**WHAT IS BEING ASKED**: The needed output is the run of lines below from the one containing "Parse this screenshot: output" through the one containing "Decode this image", copied exactly and free of pictures.

Data records for software interfaces

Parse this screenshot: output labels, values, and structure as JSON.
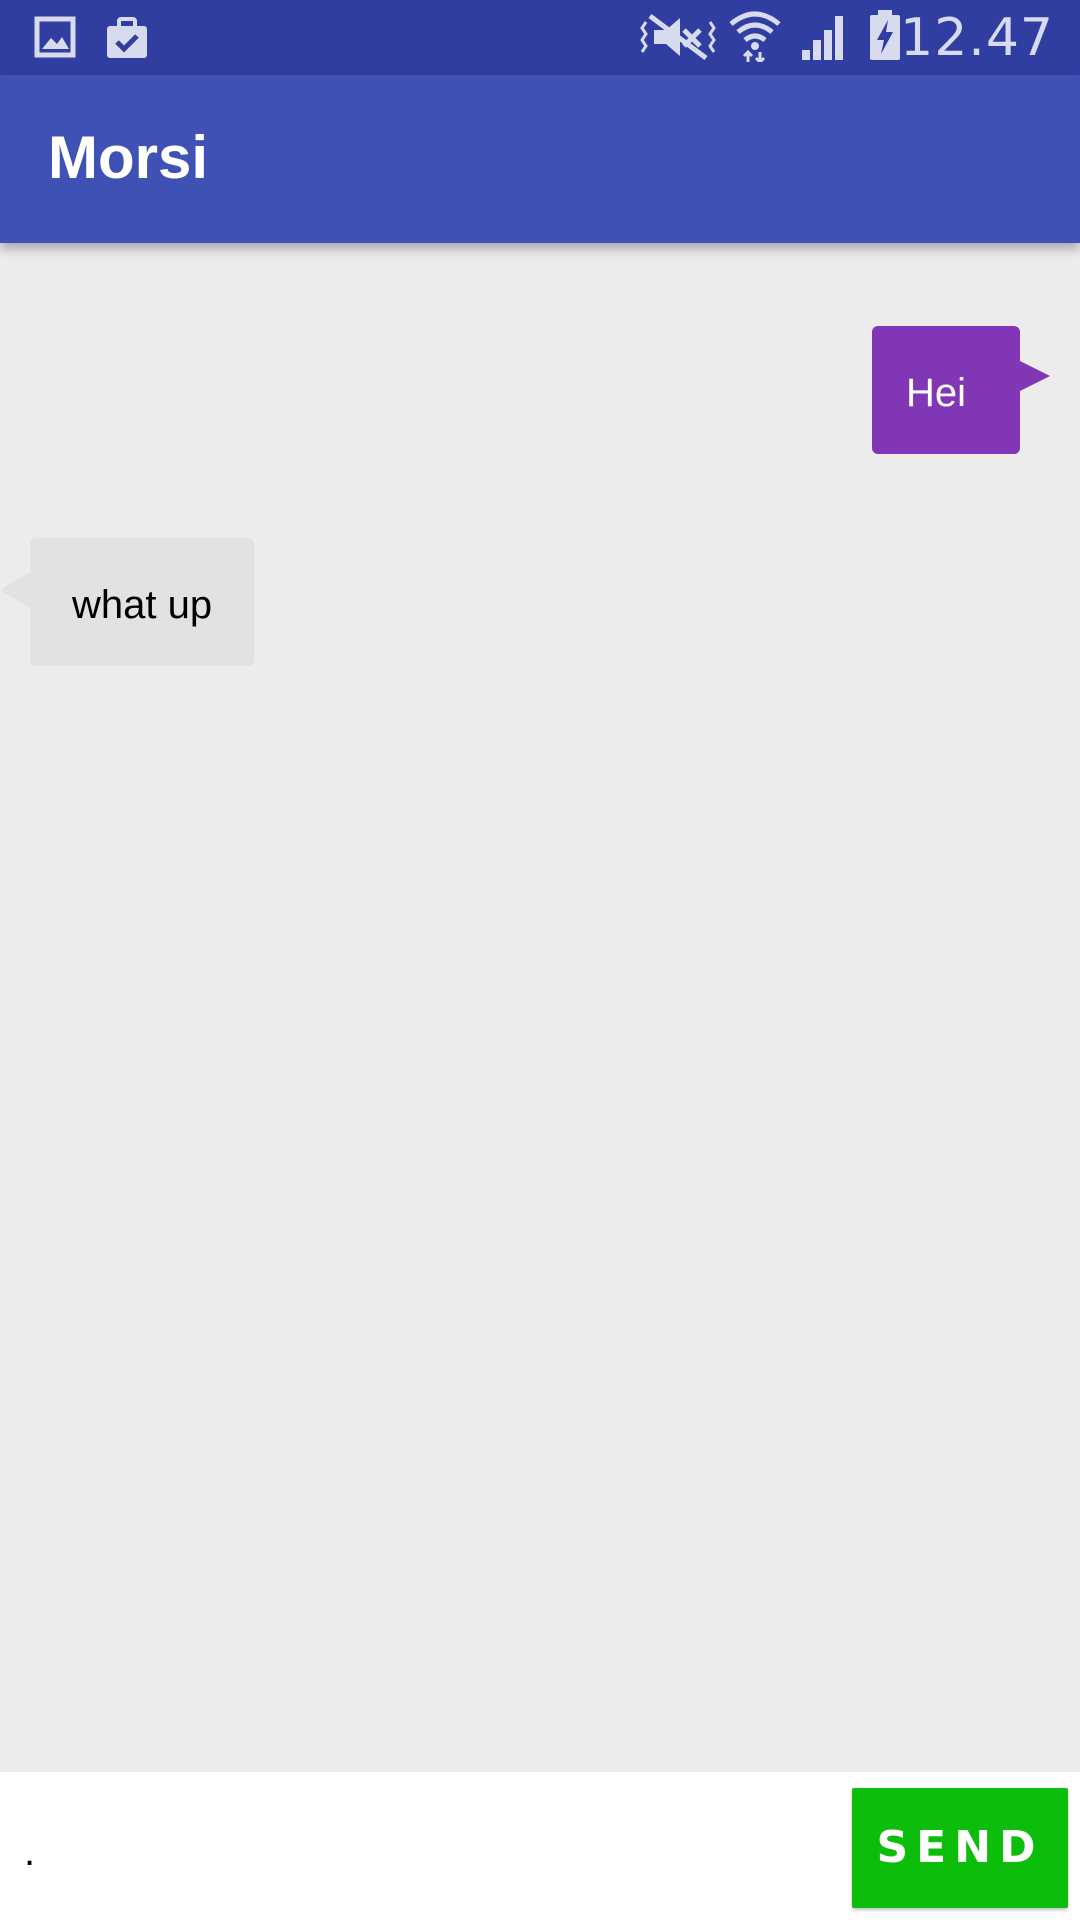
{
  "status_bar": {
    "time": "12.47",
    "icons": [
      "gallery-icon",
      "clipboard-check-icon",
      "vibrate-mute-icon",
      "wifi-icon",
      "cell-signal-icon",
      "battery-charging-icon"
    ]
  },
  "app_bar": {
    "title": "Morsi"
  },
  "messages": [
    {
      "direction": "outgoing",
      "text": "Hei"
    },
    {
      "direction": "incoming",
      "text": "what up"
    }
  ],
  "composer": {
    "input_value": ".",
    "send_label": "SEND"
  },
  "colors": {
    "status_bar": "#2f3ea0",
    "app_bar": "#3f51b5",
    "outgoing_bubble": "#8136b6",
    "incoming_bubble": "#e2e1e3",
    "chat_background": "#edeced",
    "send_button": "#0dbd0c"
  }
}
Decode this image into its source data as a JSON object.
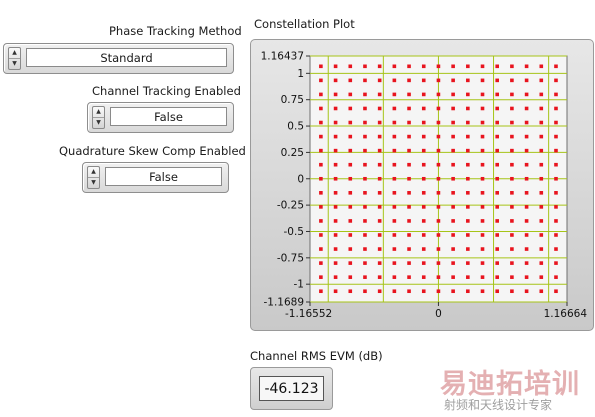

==

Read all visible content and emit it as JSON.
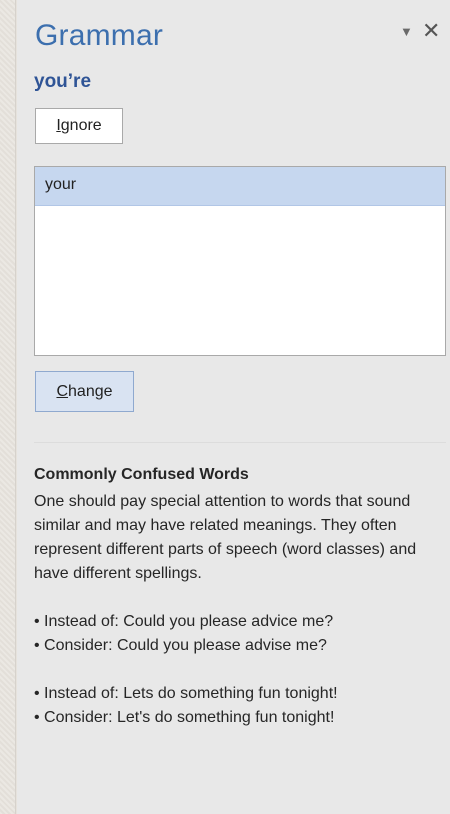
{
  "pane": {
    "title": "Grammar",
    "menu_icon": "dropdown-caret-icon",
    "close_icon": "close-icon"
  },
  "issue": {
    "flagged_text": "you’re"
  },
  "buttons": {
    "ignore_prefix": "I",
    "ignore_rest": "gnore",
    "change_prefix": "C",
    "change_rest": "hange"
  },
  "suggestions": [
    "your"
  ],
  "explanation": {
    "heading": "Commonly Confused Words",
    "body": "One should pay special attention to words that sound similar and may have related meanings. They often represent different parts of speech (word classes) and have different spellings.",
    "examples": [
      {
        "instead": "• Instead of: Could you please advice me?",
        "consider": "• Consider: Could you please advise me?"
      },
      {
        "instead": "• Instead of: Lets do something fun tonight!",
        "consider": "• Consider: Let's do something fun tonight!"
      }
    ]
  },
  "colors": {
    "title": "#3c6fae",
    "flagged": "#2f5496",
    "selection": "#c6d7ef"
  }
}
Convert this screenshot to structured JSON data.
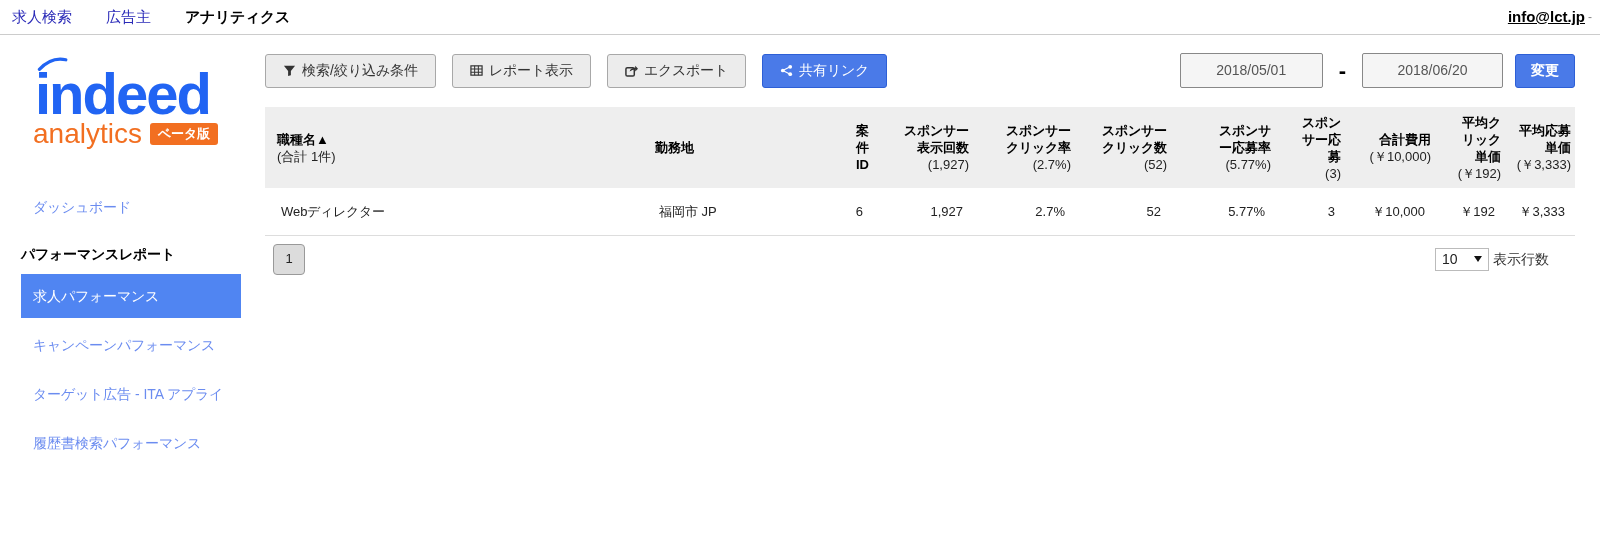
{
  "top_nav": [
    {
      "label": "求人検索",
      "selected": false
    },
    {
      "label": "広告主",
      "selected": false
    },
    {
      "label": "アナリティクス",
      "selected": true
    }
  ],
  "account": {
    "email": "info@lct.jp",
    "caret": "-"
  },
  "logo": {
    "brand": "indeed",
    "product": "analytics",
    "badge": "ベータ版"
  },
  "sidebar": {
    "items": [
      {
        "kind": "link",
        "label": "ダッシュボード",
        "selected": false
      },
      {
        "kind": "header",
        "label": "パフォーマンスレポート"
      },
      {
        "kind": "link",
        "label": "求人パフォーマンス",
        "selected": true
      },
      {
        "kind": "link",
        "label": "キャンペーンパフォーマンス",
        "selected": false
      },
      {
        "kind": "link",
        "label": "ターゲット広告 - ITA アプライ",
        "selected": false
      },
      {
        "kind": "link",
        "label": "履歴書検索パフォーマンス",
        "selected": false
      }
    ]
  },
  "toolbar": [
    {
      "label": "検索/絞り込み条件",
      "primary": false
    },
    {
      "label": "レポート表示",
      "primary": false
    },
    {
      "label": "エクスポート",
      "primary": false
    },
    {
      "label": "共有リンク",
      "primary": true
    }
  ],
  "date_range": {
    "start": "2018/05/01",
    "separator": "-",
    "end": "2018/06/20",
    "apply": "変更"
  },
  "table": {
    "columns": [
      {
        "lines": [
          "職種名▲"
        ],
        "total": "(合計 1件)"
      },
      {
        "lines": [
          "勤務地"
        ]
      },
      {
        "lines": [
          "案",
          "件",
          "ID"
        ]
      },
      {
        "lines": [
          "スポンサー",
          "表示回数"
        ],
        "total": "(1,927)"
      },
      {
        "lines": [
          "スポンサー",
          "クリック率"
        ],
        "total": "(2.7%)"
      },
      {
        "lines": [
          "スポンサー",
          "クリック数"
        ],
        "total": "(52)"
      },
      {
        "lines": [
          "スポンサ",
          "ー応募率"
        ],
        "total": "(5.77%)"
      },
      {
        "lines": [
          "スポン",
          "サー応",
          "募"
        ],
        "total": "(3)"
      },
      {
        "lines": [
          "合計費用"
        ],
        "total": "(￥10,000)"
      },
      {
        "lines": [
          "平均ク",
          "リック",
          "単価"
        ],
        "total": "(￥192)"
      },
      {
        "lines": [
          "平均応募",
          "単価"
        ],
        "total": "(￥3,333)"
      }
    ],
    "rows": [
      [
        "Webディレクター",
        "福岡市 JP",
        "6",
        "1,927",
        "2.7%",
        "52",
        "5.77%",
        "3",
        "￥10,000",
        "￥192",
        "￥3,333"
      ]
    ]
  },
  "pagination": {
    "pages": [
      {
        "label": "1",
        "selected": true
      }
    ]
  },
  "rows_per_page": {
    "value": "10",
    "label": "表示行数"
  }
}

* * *

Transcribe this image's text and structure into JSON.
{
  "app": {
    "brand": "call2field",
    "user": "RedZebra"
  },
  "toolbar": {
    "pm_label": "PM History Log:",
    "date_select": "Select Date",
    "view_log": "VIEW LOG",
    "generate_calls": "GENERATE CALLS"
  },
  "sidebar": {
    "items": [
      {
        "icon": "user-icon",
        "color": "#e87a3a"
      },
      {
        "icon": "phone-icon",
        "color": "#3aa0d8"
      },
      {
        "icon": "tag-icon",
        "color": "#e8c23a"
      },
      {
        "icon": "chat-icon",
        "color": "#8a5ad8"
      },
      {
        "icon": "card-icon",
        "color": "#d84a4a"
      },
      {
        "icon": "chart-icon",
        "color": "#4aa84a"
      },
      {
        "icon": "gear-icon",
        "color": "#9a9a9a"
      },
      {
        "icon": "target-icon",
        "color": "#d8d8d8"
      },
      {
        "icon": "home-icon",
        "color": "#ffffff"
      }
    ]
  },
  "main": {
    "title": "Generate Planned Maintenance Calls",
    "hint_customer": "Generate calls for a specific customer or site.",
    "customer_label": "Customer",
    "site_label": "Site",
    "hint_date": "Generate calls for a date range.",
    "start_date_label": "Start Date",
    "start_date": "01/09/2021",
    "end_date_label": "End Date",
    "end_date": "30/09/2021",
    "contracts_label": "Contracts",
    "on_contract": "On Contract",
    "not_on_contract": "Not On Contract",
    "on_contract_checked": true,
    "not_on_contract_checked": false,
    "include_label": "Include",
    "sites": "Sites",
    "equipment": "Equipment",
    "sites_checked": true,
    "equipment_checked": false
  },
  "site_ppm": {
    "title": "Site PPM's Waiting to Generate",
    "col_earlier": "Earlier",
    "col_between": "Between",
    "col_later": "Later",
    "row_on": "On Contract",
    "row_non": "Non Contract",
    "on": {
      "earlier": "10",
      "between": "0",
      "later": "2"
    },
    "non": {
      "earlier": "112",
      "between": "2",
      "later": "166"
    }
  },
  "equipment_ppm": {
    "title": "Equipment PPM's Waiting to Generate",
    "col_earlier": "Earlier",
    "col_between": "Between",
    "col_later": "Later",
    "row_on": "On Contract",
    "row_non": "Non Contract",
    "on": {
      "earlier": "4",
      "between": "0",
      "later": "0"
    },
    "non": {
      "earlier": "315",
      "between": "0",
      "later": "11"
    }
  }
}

**RESULT OF THIS EXERCISE**:
Parse this screenshot: output labels, values, and structure as JSON.
{
  "status_bar": {
    "time": "12.47",
    "icons": [
      "gallery-icon",
      "clipboard-check-icon",
      "vibrate-mute-icon",
      "wifi-icon",
      "cell-signal-icon",
      "battery-charging-icon"
    ]
  },
  "app_bar": {
    "title": "Morsi"
  },
  "messages": [
    {
      "direction": "outgoing",
      "text": "Hei"
    },
    {
      "direction": "incoming",
      "text": "what up"
    }
  ],
  "composer": {
    "input_value": ".",
    "send_label": "SEND"
  },
  "colors": {
    "status_bar": "#2f3ea0",
    "app_bar": "#3f51b5",
    "outgoing_bubble": "#8136b6",
    "incoming_bubble": "#e2e1e3",
    "chat_background": "#edeced",
    "send_button": "#0dbd0c"
  }
}
Decode this image into its source data as a JSON object.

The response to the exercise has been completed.